Literary historians will tell you that the horror story in its longer form is a relatively recent phenomenon. While there might be some truth in that assertion, it cannot be denied that the gothic novels of Radcliffe and Walpole were popular in the 1700s and no-one can deny the influence of Bram Stoker’s Dracula or Mary Shelley’s Frankenstein during the Victorian era.
However, for most of the 1900s horror fiction was confined to short stories and novellas within literary periodicals. It was only in the 1970s that horror novels became more popular due in no small part to the influence of the great horror writer Stephen King.
Below you will find five excellent novels of the genre, best read alone on a dark night…
The Shining by Stephen King
Stephen King is the yardstick by which all future writers of the genre will be measured. He achieved great success with his first novel Carrie, and everything he has written subsequently has been a bestseller.

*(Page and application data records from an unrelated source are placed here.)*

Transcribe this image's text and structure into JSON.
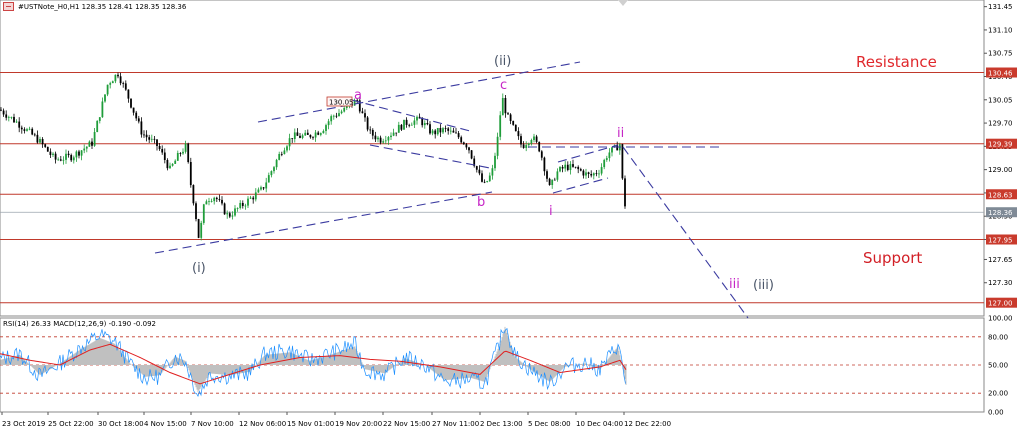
{
  "header": {
    "main_info": "#USTNote_H0,H1  128.35 128.41 128.35 128.36",
    "indicator_info": "RSI(14) 26.33 MACD(12,26,9) -0.190 -0.092"
  },
  "chart_data": [
    {
      "type": "line",
      "title": "#USTNote_H0,H1",
      "y_range": [
        126.8,
        131.55
      ],
      "price_axis_ticks": [
        "131.45",
        "131.10",
        "130.75",
        "130.40",
        "130.05",
        "129.70",
        "129.35",
        "129.00",
        "128.65",
        "128.30",
        "127.95",
        "127.65",
        "127.30"
      ],
      "x_tick_labels": [
        "23 Oct 2019",
        "25 Oct 22:00",
        "30 Oct 18:00",
        "4 Nov 15:00",
        "7 Nov 10:00",
        "12 Nov 06:00",
        "15 Nov 01:00",
        "19 Nov 20:00",
        "22 Nov 15:00",
        "27 Nov 11:00",
        "2 Dec 13:00",
        "5 Dec 08:00",
        "10 Dec 04:00",
        "12 Dec 22:00"
      ],
      "price_path": [
        [
          0,
          129.9
        ],
        [
          18,
          129.7
        ],
        [
          38,
          129.45
        ],
        [
          55,
          129.15
        ],
        [
          72,
          129.2
        ],
        [
          92,
          129.4
        ],
        [
          108,
          130.3
        ],
        [
          118,
          130.45
        ],
        [
          128,
          130.1
        ],
        [
          142,
          129.55
        ],
        [
          158,
          129.35
        ],
        [
          170,
          129.0
        ],
        [
          180,
          129.25
        ],
        [
          186,
          129.35
        ],
        [
          190,
          128.85
        ],
        [
          195,
          128.4
        ],
        [
          199,
          127.95
        ],
        [
          205,
          128.55
        ],
        [
          215,
          128.6
        ],
        [
          228,
          128.3
        ],
        [
          245,
          128.5
        ],
        [
          262,
          128.7
        ],
        [
          272,
          129.0
        ],
        [
          282,
          129.3
        ],
        [
          292,
          129.5
        ],
        [
          308,
          129.5
        ],
        [
          322,
          129.6
        ],
        [
          332,
          129.8
        ],
        [
          345,
          129.9
        ],
        [
          357,
          130.05
        ],
        [
          363,
          129.8
        ],
        [
          370,
          129.55
        ],
        [
          380,
          129.45
        ],
        [
          392,
          129.55
        ],
        [
          405,
          129.7
        ],
        [
          420,
          129.75
        ],
        [
          432,
          129.55
        ],
        [
          445,
          129.6
        ],
        [
          458,
          129.5
        ],
        [
          468,
          129.35
        ],
        [
          478,
          128.95
        ],
        [
          484,
          128.75
        ],
        [
          492,
          128.95
        ],
        [
          498,
          129.5
        ],
        [
          502,
          130.1
        ],
        [
          507,
          129.8
        ],
        [
          514,
          129.6
        ],
        [
          522,
          129.35
        ],
        [
          532,
          129.5
        ],
        [
          540,
          129.3
        ],
        [
          550,
          128.7
        ],
        [
          556,
          128.95
        ],
        [
          566,
          129.05
        ],
        [
          578,
          129.0
        ],
        [
          590,
          128.9
        ],
        [
          600,
          129.0
        ],
        [
          608,
          129.25
        ],
        [
          614,
          129.3
        ],
        [
          620,
          129.39
        ],
        [
          623,
          128.7
        ],
        [
          626,
          128.36
        ]
      ],
      "horizontal_levels": [
        130.46,
        129.39,
        128.63,
        128.36,
        127.95,
        127.0
      ],
      "level_labels": [
        "130.46",
        "129.39",
        "128.63",
        "128.36",
        "127.95",
        "127.00"
      ],
      "annotations": {
        "resistance": "Resistance",
        "support": "Support",
        "wave_i_minor": "(i)",
        "wave_ii_minor": "(ii)",
        "wave_iii_minor": "(iii)",
        "wave_a": "a",
        "wave_b": "b",
        "wave_c": "c",
        "wave_i": "i",
        "wave_ii": "ii",
        "wave_iii": "iii",
        "price_tag_a": "130.05"
      }
    },
    {
      "type": "line",
      "title": "RSI(14) 26.33 MACD(12,26,9) -0.190 -0.092",
      "y_range": [
        0,
        100
      ],
      "levels": [
        80,
        50,
        20
      ],
      "axis_ticks": [
        "100.00",
        "80.00",
        "50.00",
        "20.00",
        "0.00"
      ],
      "rsi_last": 26.33,
      "macd_main": -0.19,
      "macd_signal": -0.092,
      "series": [
        {
          "values": [
            [
              0,
              56
            ],
            [
              20,
              62
            ],
            [
              40,
              38
            ],
            [
              60,
              52
            ],
            [
              80,
              68
            ],
            [
              100,
              82
            ],
            [
              115,
              75
            ],
            [
              130,
              52
            ],
            [
              145,
              36
            ],
            [
              160,
              38
            ],
            [
              175,
              60
            ],
            [
              185,
              55
            ],
            [
              198,
              18
            ],
            [
              210,
              40
            ],
            [
              230,
              38
            ],
            [
              250,
              42
            ],
            [
              265,
              62
            ],
            [
              290,
              65
            ],
            [
              310,
              55
            ],
            [
              330,
              62
            ],
            [
              355,
              72
            ],
            [
              365,
              45
            ],
            [
              385,
              40
            ],
            [
              405,
              58
            ],
            [
              425,
              50
            ],
            [
              445,
              32
            ],
            [
              470,
              35
            ],
            [
              485,
              30
            ],
            [
              500,
              75
            ],
            [
              505,
              95
            ],
            [
              515,
              60
            ],
            [
              530,
              45
            ],
            [
              550,
              30
            ],
            [
              565,
              48
            ],
            [
              585,
              52
            ],
            [
              600,
              45
            ],
            [
              610,
              60
            ],
            [
              618,
              72
            ],
            [
              624,
              40
            ],
            [
              626,
              26.33
            ]
          ]
        },
        {
          "values": [
            [
              0,
              62
            ],
            [
              30,
              55
            ],
            [
              60,
              50
            ],
            [
              90,
              66
            ],
            [
              110,
              72
            ],
            [
              140,
              58
            ],
            [
              170,
              42
            ],
            [
              200,
              30
            ],
            [
              230,
              40
            ],
            [
              260,
              50
            ],
            [
              300,
              58
            ],
            [
              340,
              60
            ],
            [
              370,
              56
            ],
            [
              400,
              54
            ],
            [
              440,
              48
            ],
            [
              480,
              40
            ],
            [
              505,
              65
            ],
            [
              530,
              55
            ],
            [
              560,
              42
            ],
            [
              600,
              48
            ],
            [
              620,
              55
            ],
            [
              626,
              45
            ]
          ]
        }
      ]
    }
  ],
  "colors": {
    "background": "#ffffff",
    "grid": "#d8d8d8",
    "level_line": "#c0392b",
    "current_line": "#9aa3ad",
    "trend_dash": "#3b3ba0",
    "candle_up": "#1f9d3a",
    "candle_down": "#000000",
    "resistance_text": "#e0282c",
    "support_text": "#d21f26",
    "wave_minor": "#4a5568",
    "wave_magenta": "#c626c6",
    "rsi": "#1e90ff",
    "signal": "#e02020",
    "histogram": "#c0c0c0",
    "level_label_bg": "#c93a2c",
    "current_label_bg": "#7f8a96"
  }
}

Many of King’s fans have argued over which one of his numerous books qualifies as his Magnum Opus. Some say it has to be The Stand, others are drawn to It and yet more side with the Dark Tower series, which King himself feels is his most important work. While all of these works are excellent, I have chosen The Shining to take pride of place on this list.
The Shining tells the story of recovering alcoholic Jack Torrance as he takes up a winter caretaker position in the empty Overlook Hotel deep within the Colorado Rockies. He is accompanied by his wife Wendy and their son Danny. Danny is a Shiner, a telepath capable of reading minds and detecting psychic energy. Snowed in for the winter, the family learns of the hotel’s dark history of violence and fear, and soon sinister happenings begin to plague the family.
Melmoth the Wanderer by Charles Maturin
A beautiful, evocative and disturbing work, Melmoth the Wanderer follows the life of its titular character, a man who has pledged his soul to the devil in return for extended life, through the narratives of various men and women who encounter him on his journey of sin. Realising his damnation, he searches the Earth for a being willing to take over his unholy pact.
With an Irish clergyman as the narrator, the reader will be whisked through remote monasteries, visit the dungeons of the Inquisition and learn much aboutf madness, fear and pain. Melmoth the Wanderer is a classic whose status is well deserved.
The Terror by Dan Simmons
In 1845, Sir John Franklin commanded two fine ships, HMS Erebus and HMS Terror, and sailed off into a mystery. His goal was to finally crack the fabled Northwest Passage, a hypothetical waterway via Northern Canada that would lead to the Indies. But he vanished utterly and it was only in 2014 that one of the ships was found.
Dan Simmons maps out what happened to the crew of both ships in his masterful book The Terror. It makes for uneasy reading. Opening in 1848, the crew of both ships have spent two winters stuck in ice, contending with boredom and the relentless and exhausting glacial cold. But that is not all. Some beast or demon is hunting the crew members, taking them on the ice or on deck at night. Hunting expeditions against it have failed and it seems to be toying with them. Perhaps some hint to its motives can be found with the strange Inuit woman that has come onboard the ship. But she has no tongue with which to speak…
You can find the works of Dan Simmons on bidorbuy.
Hell House by Richard Matheson
Some will cry out in rage because I give this “ghost” story higher place than Shirley Jackson’s The Haunting of Hill House, but for all the literary merit of Jackson’s work I found it to be a very tame experience.
Hell House is a far weightier monster. A wealthy millionaire on his deathbed hires four people to investigate the possibility of life after death. To do so they must enter the Belasco House, the most haunted house in the world…
Named after its owner Emeris Belasco, the house has been termed Hell House for the terrible atrocities and perversions committed within its walls. The protagonists enter the house eager to discover its secrets, all the while knowing that almost an entire group of scientists died while investigating it thirty years before.
Penpal by Dathan Auerbach
Horror stories that start their life online are a recent phenomenon. Termed Creepypasta by internet users, many have managed to be genuinely frightening, and some have even become iconic, such as the Slender Man. However only one story has grown to be a fully fledged novel… and that story is Penpal.
The story follows a narrator who is struggling to make sense of the strange and sinister events of his childhood. It all starts when, as a young boy, the protagonist takes part in a pen pal programme. Along with other members of his class, he lets loose a balloon with a return address and a request for whoever finds the note to write him back as a pen pal. All the other children end up receiving replies – except for him. At least that is what he thinks. Soon it becomes apparent that someone definitely did receive his letter and his stalking him constantly as he grews older.